_EXERCISE PROMPT_
Check every line below for the string "label". Copy the ones that have it.

_Records drawn from a dataset_
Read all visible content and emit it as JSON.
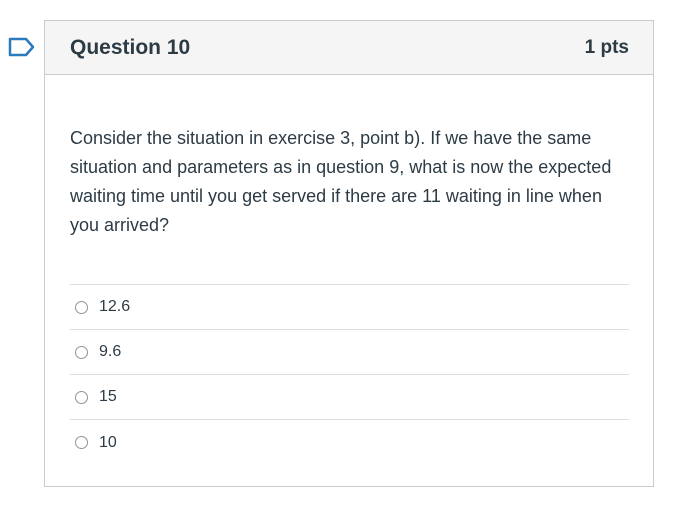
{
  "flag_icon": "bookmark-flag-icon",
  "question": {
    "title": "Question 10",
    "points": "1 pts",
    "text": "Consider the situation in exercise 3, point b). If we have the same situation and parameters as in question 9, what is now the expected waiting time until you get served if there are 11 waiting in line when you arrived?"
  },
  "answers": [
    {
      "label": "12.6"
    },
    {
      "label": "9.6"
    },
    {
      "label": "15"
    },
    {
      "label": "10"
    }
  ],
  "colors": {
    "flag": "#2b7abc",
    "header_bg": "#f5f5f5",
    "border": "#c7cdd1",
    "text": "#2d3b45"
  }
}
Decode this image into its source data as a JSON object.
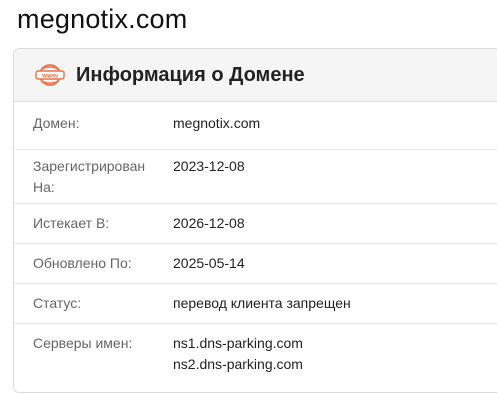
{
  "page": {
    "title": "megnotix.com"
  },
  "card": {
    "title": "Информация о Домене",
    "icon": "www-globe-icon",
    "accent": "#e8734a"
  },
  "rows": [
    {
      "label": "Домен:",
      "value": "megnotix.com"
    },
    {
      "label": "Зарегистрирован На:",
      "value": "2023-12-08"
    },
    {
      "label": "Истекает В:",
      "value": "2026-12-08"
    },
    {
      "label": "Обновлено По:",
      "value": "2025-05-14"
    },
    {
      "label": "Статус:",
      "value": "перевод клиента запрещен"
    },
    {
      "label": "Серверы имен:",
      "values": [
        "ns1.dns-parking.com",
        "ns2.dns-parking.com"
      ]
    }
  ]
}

_TASK SOLUTION_
      "label": "12.6"
      "label": "9.6"
      "label": "15"
      "label": "10"
      "label": "Домен:",
      "label": "Зарегистрирован На:",
      "label": "Истекает В:",
      "label": "Обновлено По:",
      "label": "Статус:",
      "label": "Серверы имен:",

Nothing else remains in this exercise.